Every line with the string "true" in it belongs in your answer, so copy them all from the data.

----- RECORDS FOR THE TASK -----

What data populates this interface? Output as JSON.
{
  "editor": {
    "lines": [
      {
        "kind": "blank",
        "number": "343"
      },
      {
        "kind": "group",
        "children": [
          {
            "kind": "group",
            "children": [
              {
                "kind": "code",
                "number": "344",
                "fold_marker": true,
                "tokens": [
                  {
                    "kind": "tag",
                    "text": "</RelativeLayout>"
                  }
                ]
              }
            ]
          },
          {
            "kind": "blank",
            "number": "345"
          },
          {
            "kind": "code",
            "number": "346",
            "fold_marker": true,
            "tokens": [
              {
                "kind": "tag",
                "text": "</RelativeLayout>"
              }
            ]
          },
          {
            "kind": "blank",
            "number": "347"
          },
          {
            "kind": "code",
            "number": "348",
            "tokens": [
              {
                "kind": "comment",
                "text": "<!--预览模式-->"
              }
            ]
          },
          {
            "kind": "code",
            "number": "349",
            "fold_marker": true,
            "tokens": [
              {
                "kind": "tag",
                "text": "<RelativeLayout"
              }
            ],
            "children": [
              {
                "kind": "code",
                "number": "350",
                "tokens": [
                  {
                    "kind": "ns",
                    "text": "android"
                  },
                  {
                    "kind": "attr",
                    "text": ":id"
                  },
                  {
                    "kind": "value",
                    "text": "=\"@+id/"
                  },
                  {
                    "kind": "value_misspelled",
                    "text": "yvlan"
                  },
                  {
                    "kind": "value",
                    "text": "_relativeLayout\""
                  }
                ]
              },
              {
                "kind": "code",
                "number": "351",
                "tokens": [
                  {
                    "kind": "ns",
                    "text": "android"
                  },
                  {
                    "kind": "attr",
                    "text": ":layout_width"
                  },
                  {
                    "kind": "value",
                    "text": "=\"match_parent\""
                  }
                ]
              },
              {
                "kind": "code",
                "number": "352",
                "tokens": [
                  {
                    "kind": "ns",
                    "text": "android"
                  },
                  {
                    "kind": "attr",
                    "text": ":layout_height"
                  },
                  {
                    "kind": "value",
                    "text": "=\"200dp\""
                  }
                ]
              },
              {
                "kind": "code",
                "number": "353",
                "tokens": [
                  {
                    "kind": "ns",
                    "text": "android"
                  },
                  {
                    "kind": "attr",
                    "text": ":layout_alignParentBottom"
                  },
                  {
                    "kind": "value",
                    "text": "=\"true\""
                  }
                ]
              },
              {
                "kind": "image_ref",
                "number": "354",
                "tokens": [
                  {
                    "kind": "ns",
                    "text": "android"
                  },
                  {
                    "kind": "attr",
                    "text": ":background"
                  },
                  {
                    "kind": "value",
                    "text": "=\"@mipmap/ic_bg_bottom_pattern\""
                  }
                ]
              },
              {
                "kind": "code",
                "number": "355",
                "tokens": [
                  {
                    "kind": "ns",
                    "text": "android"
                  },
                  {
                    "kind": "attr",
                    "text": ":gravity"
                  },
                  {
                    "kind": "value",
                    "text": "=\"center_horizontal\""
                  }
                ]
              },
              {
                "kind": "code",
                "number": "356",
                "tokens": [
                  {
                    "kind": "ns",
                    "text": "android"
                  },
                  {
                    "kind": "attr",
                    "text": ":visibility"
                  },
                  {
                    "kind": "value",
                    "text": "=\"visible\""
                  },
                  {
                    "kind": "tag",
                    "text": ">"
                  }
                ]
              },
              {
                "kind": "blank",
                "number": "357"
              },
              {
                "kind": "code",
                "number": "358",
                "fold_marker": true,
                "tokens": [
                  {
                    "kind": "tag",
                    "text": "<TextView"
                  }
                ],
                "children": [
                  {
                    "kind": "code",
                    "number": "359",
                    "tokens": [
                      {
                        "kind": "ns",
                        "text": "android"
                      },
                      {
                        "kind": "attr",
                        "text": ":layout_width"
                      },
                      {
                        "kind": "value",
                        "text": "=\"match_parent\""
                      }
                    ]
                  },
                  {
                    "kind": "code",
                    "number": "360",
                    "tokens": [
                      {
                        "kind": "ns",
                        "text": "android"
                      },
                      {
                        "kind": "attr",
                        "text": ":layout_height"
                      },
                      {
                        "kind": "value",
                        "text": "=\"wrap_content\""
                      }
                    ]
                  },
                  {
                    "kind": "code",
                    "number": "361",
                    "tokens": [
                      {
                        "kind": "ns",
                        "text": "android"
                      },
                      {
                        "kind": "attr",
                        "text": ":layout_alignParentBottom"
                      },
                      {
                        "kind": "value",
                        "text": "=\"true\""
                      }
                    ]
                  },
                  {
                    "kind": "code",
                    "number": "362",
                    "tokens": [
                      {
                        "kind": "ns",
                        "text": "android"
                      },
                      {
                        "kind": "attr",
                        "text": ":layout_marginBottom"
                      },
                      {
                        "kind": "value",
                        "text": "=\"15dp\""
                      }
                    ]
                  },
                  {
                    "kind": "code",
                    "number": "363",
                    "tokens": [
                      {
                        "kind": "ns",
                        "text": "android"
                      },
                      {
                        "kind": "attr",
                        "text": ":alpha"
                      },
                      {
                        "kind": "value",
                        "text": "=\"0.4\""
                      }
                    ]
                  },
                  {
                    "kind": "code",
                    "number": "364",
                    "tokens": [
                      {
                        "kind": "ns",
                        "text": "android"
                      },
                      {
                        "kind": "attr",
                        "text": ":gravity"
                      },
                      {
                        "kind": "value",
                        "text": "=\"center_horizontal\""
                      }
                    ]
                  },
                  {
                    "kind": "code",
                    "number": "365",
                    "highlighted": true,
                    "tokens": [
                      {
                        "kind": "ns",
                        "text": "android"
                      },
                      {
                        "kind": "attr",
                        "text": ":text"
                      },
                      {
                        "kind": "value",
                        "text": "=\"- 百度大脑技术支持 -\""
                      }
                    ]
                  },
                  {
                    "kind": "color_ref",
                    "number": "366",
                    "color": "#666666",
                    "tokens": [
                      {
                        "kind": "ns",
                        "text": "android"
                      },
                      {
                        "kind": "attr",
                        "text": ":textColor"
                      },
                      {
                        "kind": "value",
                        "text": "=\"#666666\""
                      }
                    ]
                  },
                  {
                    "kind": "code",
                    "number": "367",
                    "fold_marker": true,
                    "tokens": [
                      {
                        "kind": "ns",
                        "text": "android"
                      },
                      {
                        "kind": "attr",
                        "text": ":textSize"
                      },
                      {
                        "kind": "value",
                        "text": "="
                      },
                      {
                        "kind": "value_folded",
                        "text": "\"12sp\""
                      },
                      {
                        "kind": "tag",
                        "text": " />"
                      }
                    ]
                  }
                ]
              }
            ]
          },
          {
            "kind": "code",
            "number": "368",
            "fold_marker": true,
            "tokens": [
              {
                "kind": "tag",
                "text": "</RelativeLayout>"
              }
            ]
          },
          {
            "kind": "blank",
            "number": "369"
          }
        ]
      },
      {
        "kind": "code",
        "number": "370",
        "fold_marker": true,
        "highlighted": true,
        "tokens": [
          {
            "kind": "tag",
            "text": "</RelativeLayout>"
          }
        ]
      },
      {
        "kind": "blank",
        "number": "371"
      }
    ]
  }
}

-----

### RESULT
                "fold_marker": true,
            "fold_marker": true,
            "fold_marker": true,
                    "text": "=\"true\""
                "fold_marker": true,
                        "text": "=\"true\""
                    "highlighted": true,
                    "fold_marker": true,
            "fold_marker": true,
        "fold_marker": true,
        "highlighted": true,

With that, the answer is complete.